Say what you want to about Gov. LePage, but the man has breathed new life into Maine politics.
From his first days in office, he has inspired constitutional study (“There’s got to be a recall provision in here somewhere!”) discussions of political theory (“There should be a runoff any time the winner gets less than half the vote!”) and the value of civil discourse (“Mommy, what’s Vaseline?”).
Sixteen months before the first vote is counted, the 2014 race is already shaping up as a three-way race involving the governor, 2nd District U.S. Rep. Mike Michaud and independent Eliot Cutler.
But another way to look at this is a one-way race — a referendum on Gov. LePage, an up-or-down vote on the most divisive politician this state has ever seen. When the other candidates frame issues and claim positions in the long months ahead they should remember that they are running against him, not each other.
But that’s not exactly how it playing out, at least from the Cutler camp.
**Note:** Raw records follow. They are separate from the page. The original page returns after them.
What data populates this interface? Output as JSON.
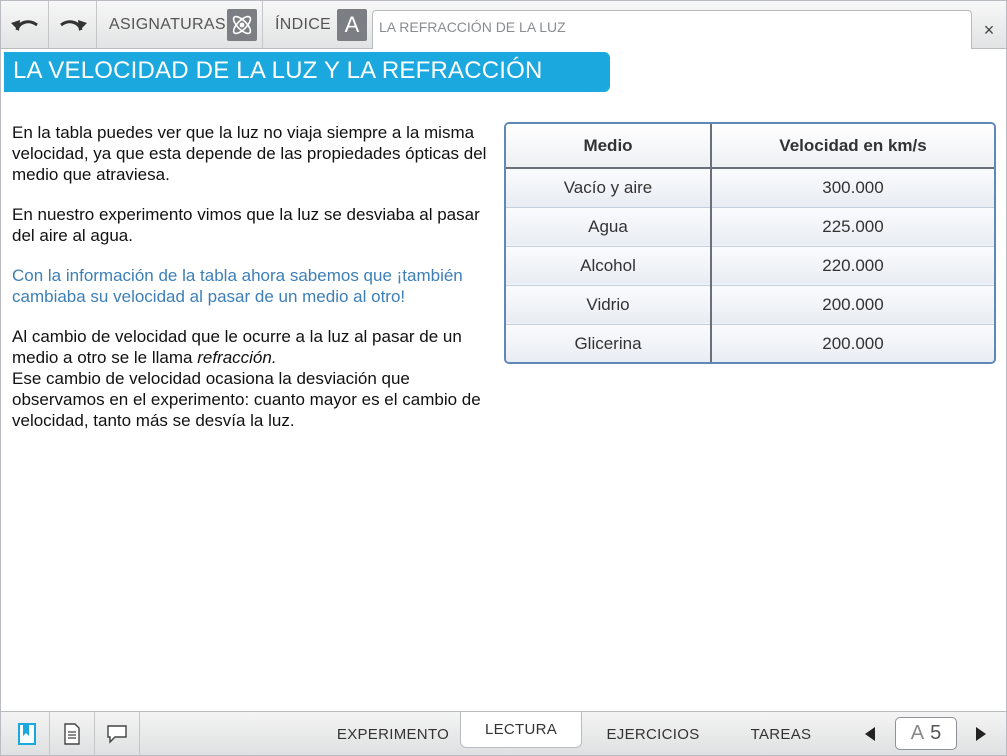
{
  "header": {
    "subjects_label": "ASIGNATURAS",
    "index_label": "ÍNDICE",
    "index_letter": "A",
    "path_title": "LA REFRACCIÓN DE LA LUZ",
    "close_glyph": "×",
    "icons": [
      "undo-icon",
      "redo-icon",
      "atom-icon",
      "close-icon"
    ]
  },
  "page": {
    "title": "LA VELOCIDAD DE LA LUZ Y LA REFRACCIÓN",
    "paragraphs": {
      "p1": "En la tabla puedes ver que la luz no viaja siempre a la misma velocidad, ya que esta depende de las propiedades ópticas del medio que atraviesa.",
      "p2": "En nuestro experimento vimos que la luz se desviaba al pasar del aire al agua.",
      "p3": "Con la información de la tabla ahora sabemos que ¡también cambiaba su velocidad al pasar de un medio al otro!",
      "p4_before": "Al cambio de velocidad que le ocurre a la luz al pasar de un medio a otro se le llama ",
      "p4_term": "refracción.",
      "p4_after": "Ese cambio de velocidad ocasiona la desviación que observamos en el experimento: cuanto mayor es el cambio de velocidad, tanto más se desvía la luz."
    }
  },
  "table": {
    "headers": [
      "Medio",
      "Velocidad en km/s"
    ],
    "rows": [
      [
        "Vacío y aire",
        "300.000"
      ],
      [
        "Agua",
        "225.000"
      ],
      [
        "Alcohol",
        "220.000"
      ],
      [
        "Vidrio",
        "200.000"
      ],
      [
        "Glicerina",
        "200.000"
      ]
    ]
  },
  "footer": {
    "tabs": [
      "EXPERIMENTO",
      "LECTURA",
      "EJERCICIOS",
      "TAREAS"
    ],
    "active_tab": "LECTURA",
    "page_letter": "A",
    "page_number": "5",
    "icons": [
      "bookmark-icon",
      "notes-icon",
      "comment-icon",
      "prev-arrow-icon",
      "next-arrow-icon"
    ]
  },
  "colors": {
    "accent": "#1aa8df",
    "highlight_text": "#3d7fb6",
    "table_border": "#5d88b8",
    "bookmark": "#1aa8df"
  }
}
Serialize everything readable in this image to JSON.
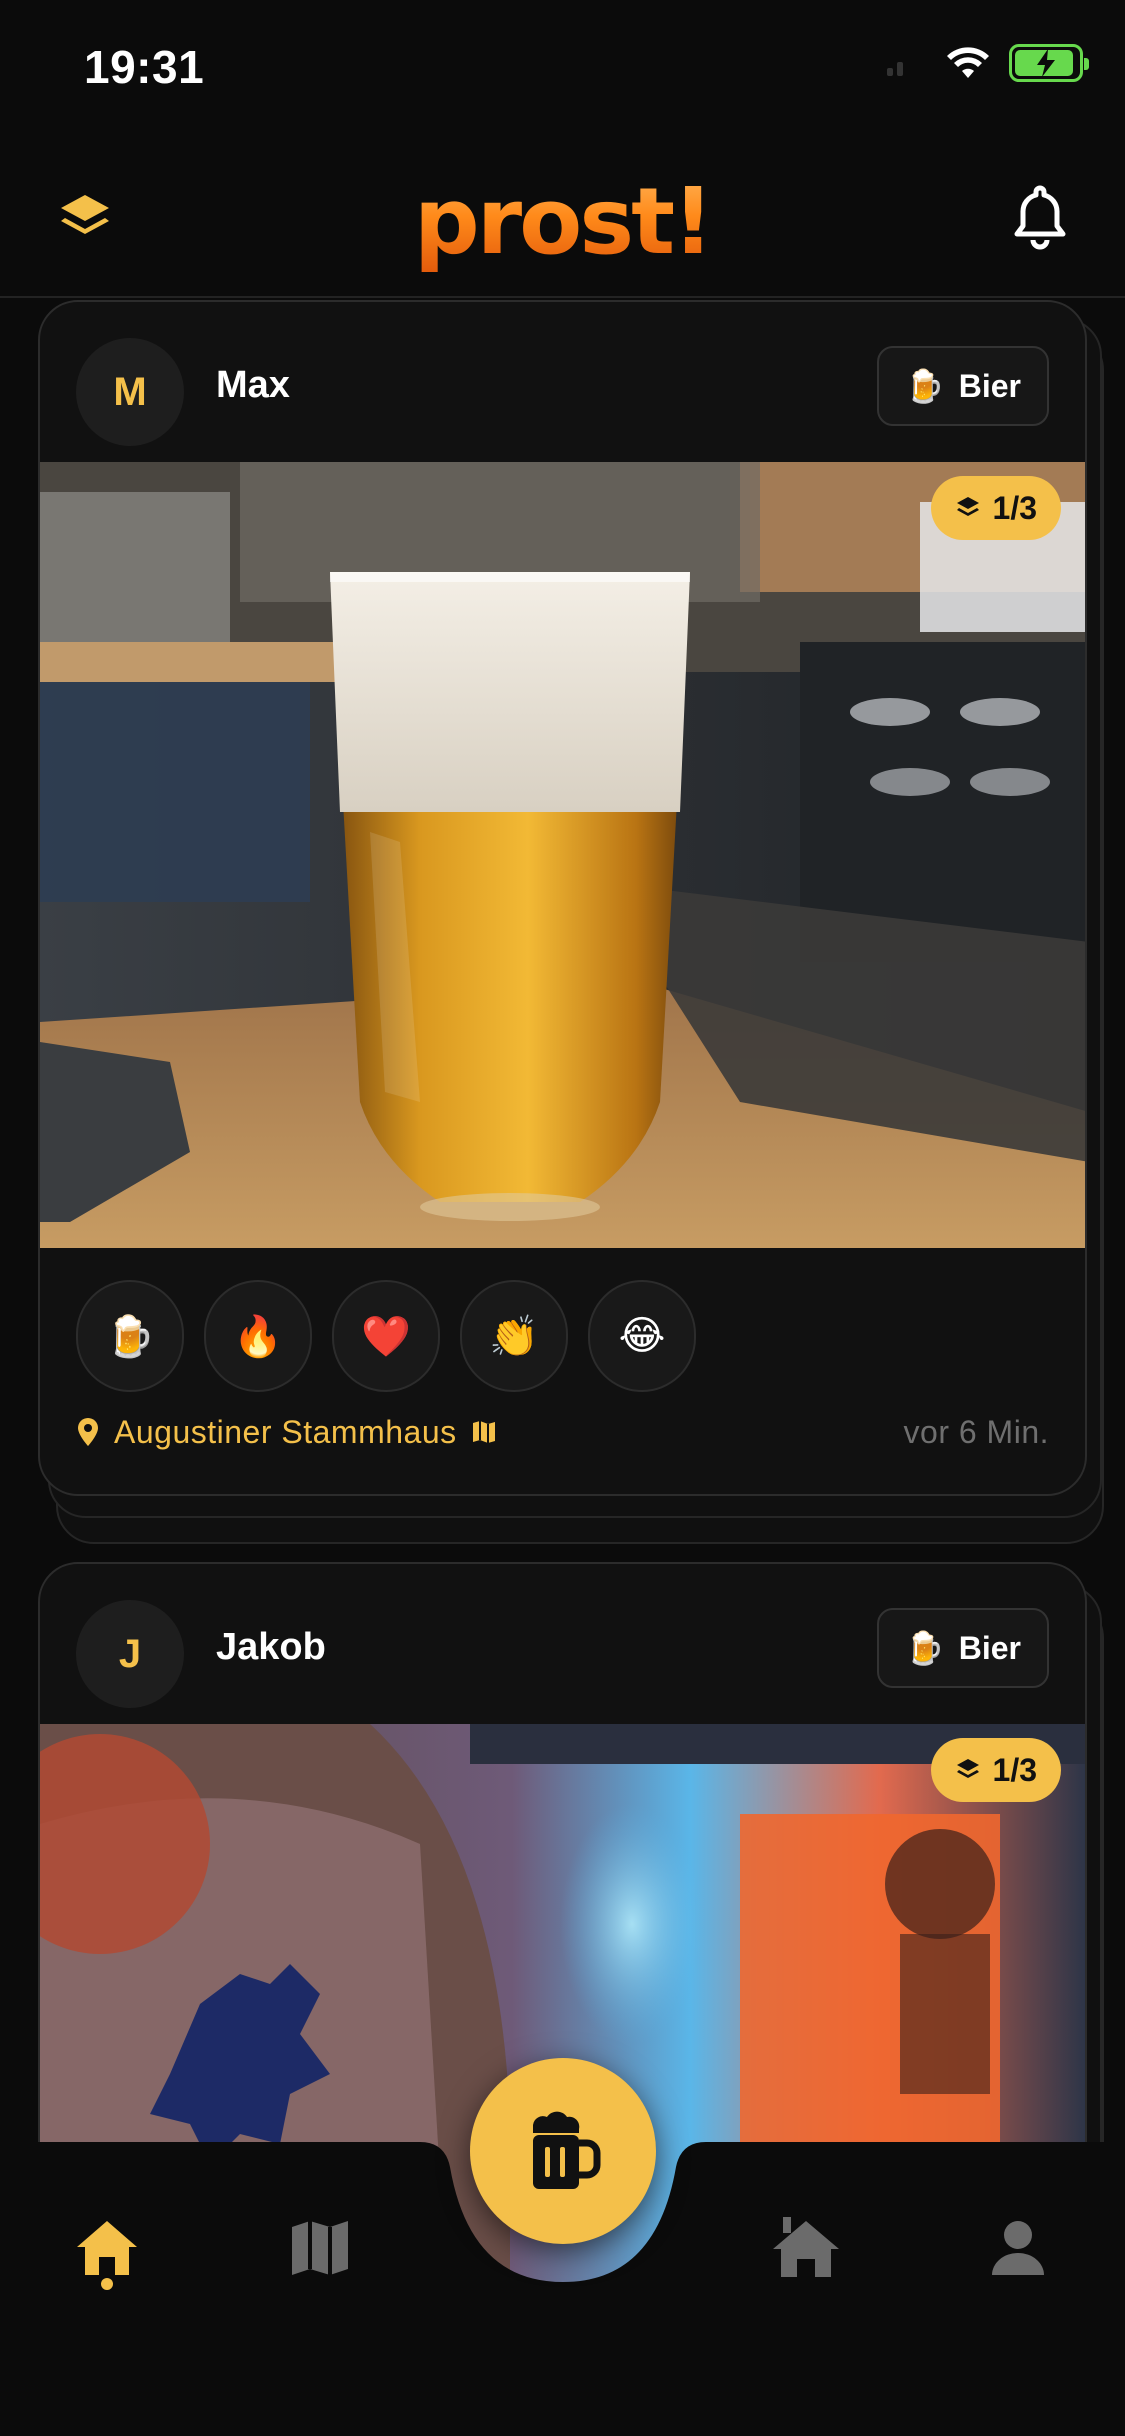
{
  "status_bar": {
    "time": "19:31"
  },
  "header": {
    "logo_text": "prost!"
  },
  "posts": [
    {
      "avatar_initial": "M",
      "user": "Max",
      "drink_label": "Bier",
      "photo_counter": "1/3",
      "reactions": [
        "🍺",
        "🔥",
        "❤️",
        "👏",
        "😂"
      ],
      "location": "Augustiner Stammhaus",
      "time_ago": "vor 6 Min."
    },
    {
      "avatar_initial": "J",
      "user": "Jakob",
      "drink_label": "Bier",
      "photo_counter": "1/3"
    }
  ],
  "bottom_nav": {
    "items": [
      "home-icon",
      "map-icon",
      "beer-mug-icon",
      "bar-icon",
      "profile-icon"
    ],
    "active": "home-icon"
  },
  "colors": {
    "accent": "#f4c04a",
    "background": "#0b0b0b",
    "card": "#111111",
    "muted": "#6f6f6f"
  }
}
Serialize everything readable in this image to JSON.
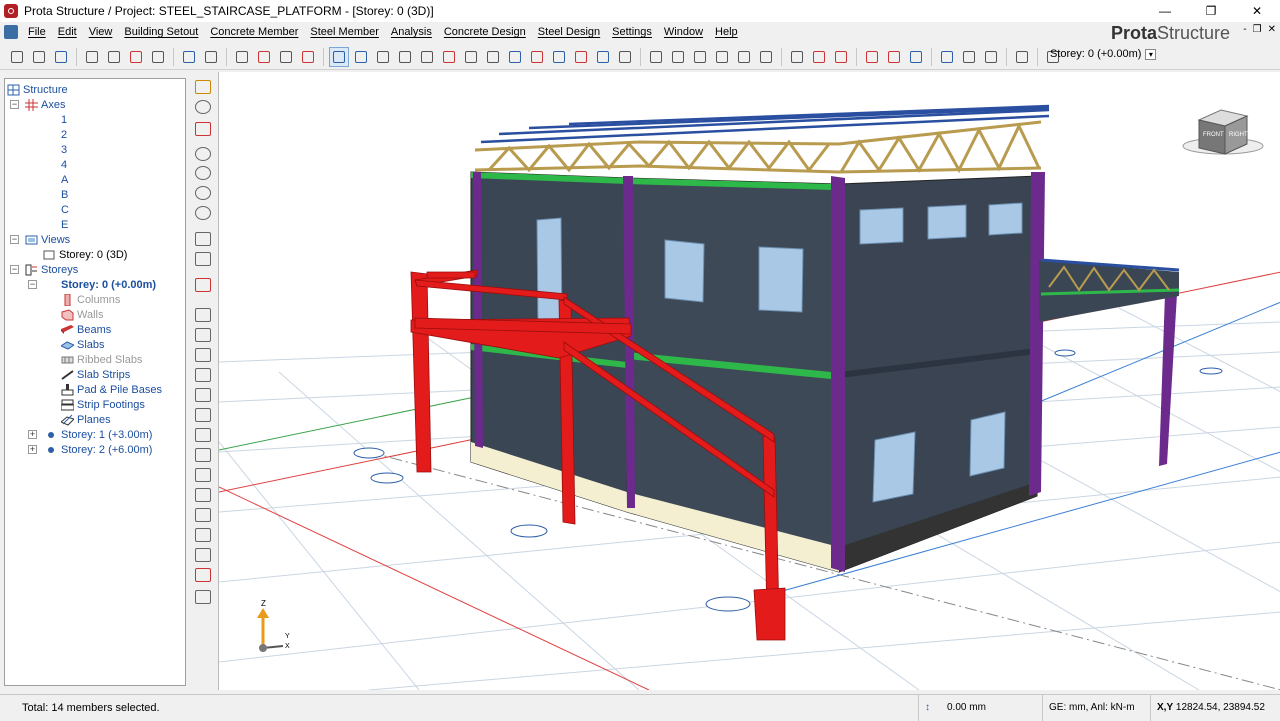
{
  "window": {
    "title": "Prota Structure / Project: STEEL_STAIRCASE_PLATFORM - [Storey: 0 (3D)]",
    "buttons": [
      "—",
      "❐",
      "✕"
    ]
  },
  "brand": {
    "prefix": "Prota",
    "suffix": "Structure"
  },
  "mdi_buttons": [
    "-",
    "❐",
    "✕"
  ],
  "menu": [
    "File",
    "Edit",
    "View",
    "Building Setout",
    "Concrete Member",
    "Steel Member",
    "Analysis",
    "Concrete Design",
    "Steel Design",
    "Settings",
    "Window",
    "Help"
  ],
  "toolbar": {
    "storey_value": "Storey: 0 (+0.00m)"
  },
  "tree": {
    "root": "Structure",
    "axes_label": "Axes",
    "axes": [
      "1",
      "2",
      "3",
      "4",
      "A",
      "B",
      "C",
      "E"
    ],
    "views_label": "Views",
    "views": [
      "Storey: 0 (3D)"
    ],
    "storeys_label": "Storeys",
    "current_storey": "Storey: 0 (+0.00m)",
    "members": [
      "Columns",
      "Walls",
      "Beams",
      "Slabs",
      "Ribbed Slabs",
      "Slab Strips",
      "Pad & Pile Bases",
      "Strip Footings",
      "Planes"
    ],
    "other_storeys": [
      "Storey: 1 (+3.00m)",
      "Storey: 2 (+6.00m)"
    ]
  },
  "viewcube": {
    "front": "FRONT",
    "right": "RIGHT"
  },
  "axis_triad": {
    "z": "Z",
    "y": "Y",
    "x": "X"
  },
  "status": {
    "selection": "Total: 14 members selected.",
    "elevation": "0.00 mm",
    "units": "GE: mm, Anl: kN-m",
    "coord_label": "X,Y",
    "coords": "12824.54, 23894.52"
  },
  "colors": {
    "red_member": "#e31b1b",
    "purple_column": "#6b2a8c",
    "green_beam": "#2fb84a",
    "wall": "#3b4654",
    "truss": "#d8bf7a",
    "roof_purlin": "#2a4fa0"
  }
}
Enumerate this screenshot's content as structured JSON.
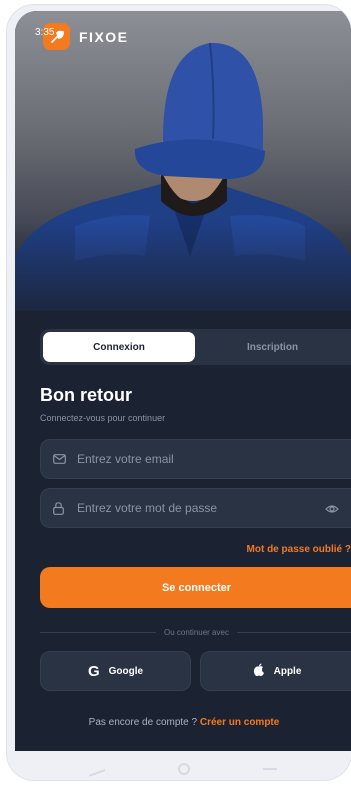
{
  "status_bar": {
    "time": "3:35"
  },
  "brand": {
    "name": "FIXOE",
    "accent": "#f47a20"
  },
  "auth": {
    "tabs": [
      {
        "label": "Connexion",
        "active": true
      },
      {
        "label": "Inscription",
        "active": false
      }
    ],
    "title": "Bon retour",
    "subtitle": "Connectez-vous pour continuer",
    "email": {
      "placeholder": "Entrez votre email",
      "value": "",
      "icon": "mail-icon"
    },
    "password": {
      "placeholder": "Entrez votre mot de passe",
      "value": "",
      "icon": "lock-icon",
      "toggle_icon": "eye-icon"
    },
    "forgot_label": "Mot de passe oublié ?",
    "submit_label": "Se connecter",
    "divider_label": "Ou continuer avec",
    "social": [
      {
        "label": "Google",
        "icon": "google-icon"
      },
      {
        "label": "Apple",
        "icon": "apple-icon"
      }
    ],
    "signup_prompt": "Pas encore de compte ?",
    "signup_link": "Créer un compte"
  },
  "colors": {
    "background": "#1b2333",
    "field": "#2a3344",
    "muted": "#8b93a5"
  }
}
So far in July, we’ve already seen two news releases that go after Michaud instead of LePage. On Monday, Cutler announced that he had raised 40 percent more cash than Michaud, without stressing that Cutler did it in six months and Michaud in 17 days.
On July 2, Cutler put out an email claiming that Michaud was not a supporter of background checks for gun buyers, which was quickly dismissed by the Democratic Party as false, and that Michaud has received campaign contributions from the National Rifle Association, which is true.
These are very small digs and the kind of thing that any candidate should be able to take in stride, but why even make them? Instead of running against each other, they should be trying to outdo each other by showing how well they could take on the governor in the election that counts.
And it’s not like LePage hasn’t given them plenty to work with. After losing a bid to pass a law that would let military recruiters go into schools and do what they are allowed to do anyway under federal law, the governor has attacked legislative opponents, including decorated combat veterans, for being disrespectful to servicemen and servicewomen.
He based the need for this “emergency” legislation on unsubstantiated claims he received in an email from a supervisor of recruiters, who hadn’t actually been in the schools himself but had heard that they were unfriendly. Superintendents from the districts, who presumably have been in the schools, denied that they ever stopped the military from recruiting or from personnel coming into their schools in uniform.
Gov. LePage explained the discrepancy this way: The superintendents were lying. “I’d bet my life on the word of a recruiter over a superintendent any day of the week and twice on Sunday,” he said.
And if that’s not enough to work with, while LePage was fighting for the honor of the American fighting man, he pursued a policy that will leave 2,700 Maine veterans without any health insurance.
If Maine had expanded Medicaid eligibility this spring, those veterans would be covered.
This shouldn’t be complicated stuff for the other candidates. It’s like going to a pinata party without a blindfold.
So why go after Michaud? Cutler probably wants to hold his own in fundraising and the polls and doesn’t want Michaud to get too far ahead using the natural advantages that come with being a well-known congressman with party support on both the state and national levels.
But if Cutler wants to run against Michaud, he should do it — next June in the Democratic primary. If Cutler wants to skip that step and head right to November, he should run against the man he wants to replace.
Over the last two years, Cutler, who came within 10,000 votes of beating LePage, has been absent from the policy wars that race brought us.
Instead of being the standard bearer for opposition to the governor, he has been committed to the notion that both parties are equally to blame.
He recently came out for creating runoff elections in multi-candidate races, but when a bill to do that was before the Legislature this year, he did not campaign for it.
So now Cutler seems to be intending to run as hard against Michaud as he is against LePage. Maybe even harder, because most of LePage’s supporters are not up for grabs.
If you are interested in seeing a different governor in January 2015, you don’t want to see a big fight between Cutler and Michaud over the next 16 months. And there is no reason to have one.
Usually this far from the election, the hardest part of a campaign is getting anyone to pay attention.
Gov. LePage, with his uncanny ability to attract eyeballs, has guaranteed that won’t be an issue.
People are already watching this race with great intensity. Now let’s see what the candidates do with it.
Greg Kesich is the editorial page editor. He can be contacted at 791-6481 or at: